(Recorded data)

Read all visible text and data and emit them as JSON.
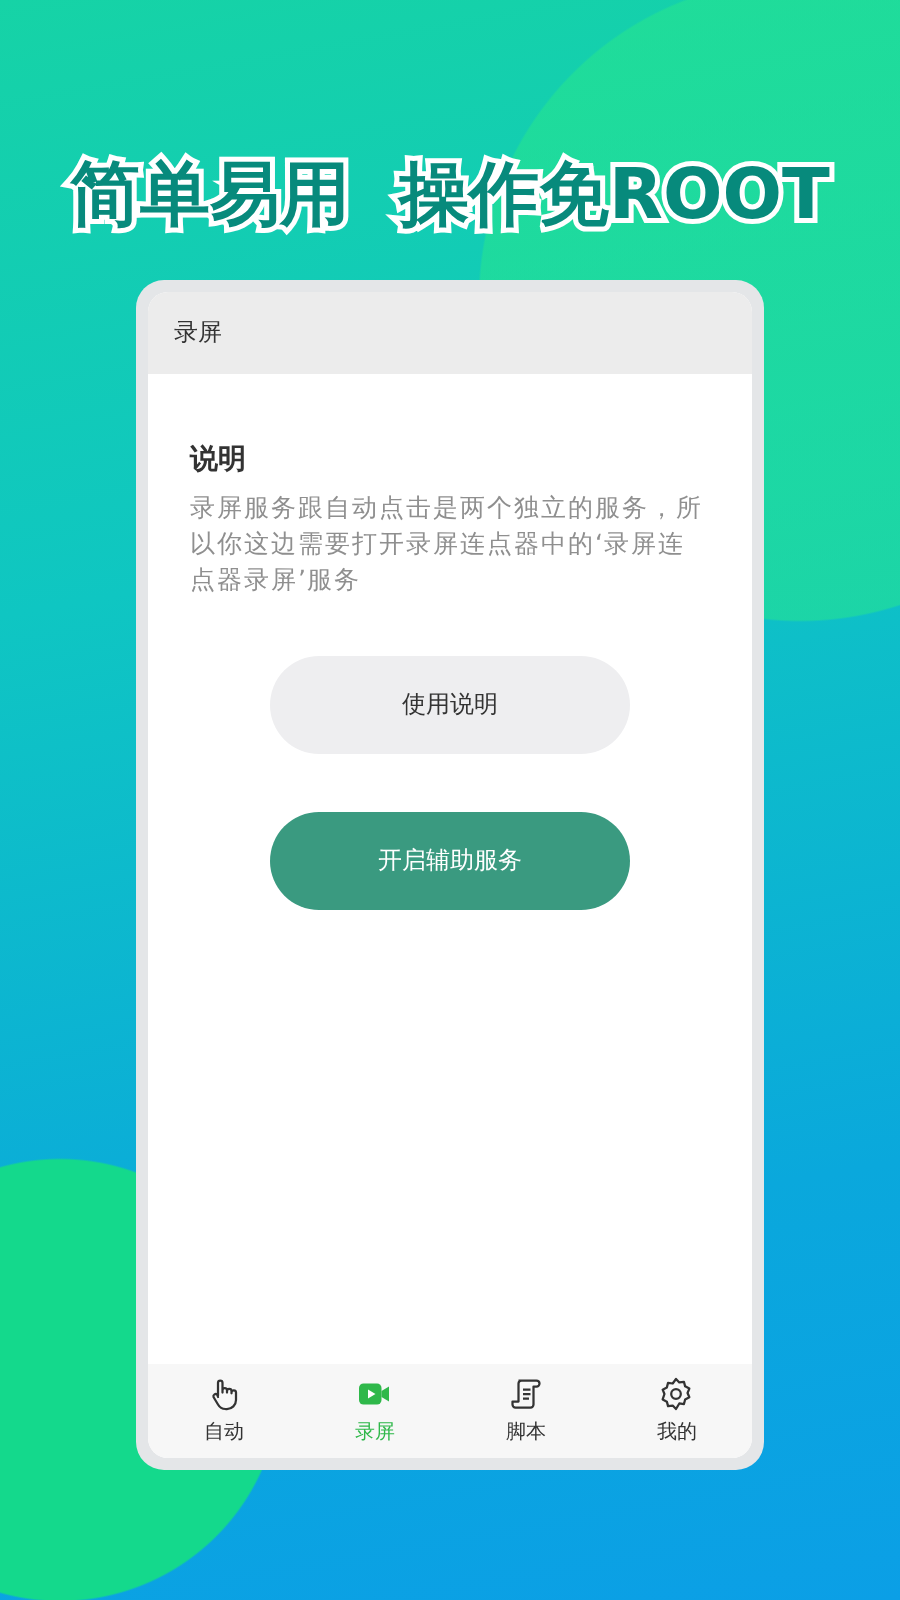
{
  "headline": "简单易用  操作免ROOT",
  "app_bar": {
    "title": "录屏"
  },
  "section": {
    "title": "说明",
    "text": "录屏服务跟自动点击是两个独立的服务，所以你这边需要打开录屏连点器中的‘录屏连点器录屏’服务"
  },
  "buttons": [
    {
      "label": "使用说明",
      "kind": "secondary"
    },
    {
      "label": "开启辅助服务",
      "kind": "primary"
    }
  ],
  "tabs": [
    {
      "label": "自动",
      "selected": false
    },
    {
      "label": "录屏",
      "selected": true
    },
    {
      "label": "脚本",
      "selected": false
    },
    {
      "label": "我的",
      "selected": false
    }
  ]
}
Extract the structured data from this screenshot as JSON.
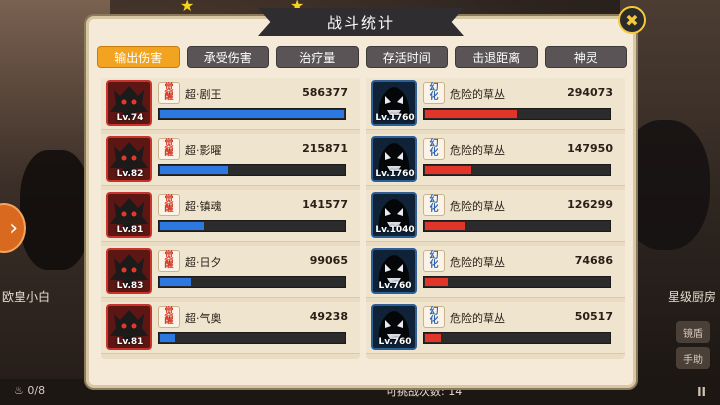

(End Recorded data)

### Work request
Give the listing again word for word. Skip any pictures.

### Result below
Read all visible text and data and emit them as JSON.
{
  "headline": "简单易用  操作免ROOT",
  "app_bar": {
    "title": "录屏"
  },
  "section": {
    "title": "说明",
    "text": "录屏服务跟自动点击是两个独立的服务，所以你这边需要打开录屏连点器中的‘录屏连点器录屏’服务"
  },
  "buttons": [
    {
      "label": "使用说明",
      "kind": "secondary"
    },
    {
      "label": "开启辅助服务",
      "kind": "primary"
    }
  ],
  "tabs": [
    {
      "label": "自动",
      "selected": false
    },
    {
      "label": "录屏",
      "selected": true
    },
    {
      "label": "脚本",
      "selected": false
    },
    {
      "label": "我的",
      "selected": false
    }
  ]
}
Extract the structured data from this screenshot as JSON.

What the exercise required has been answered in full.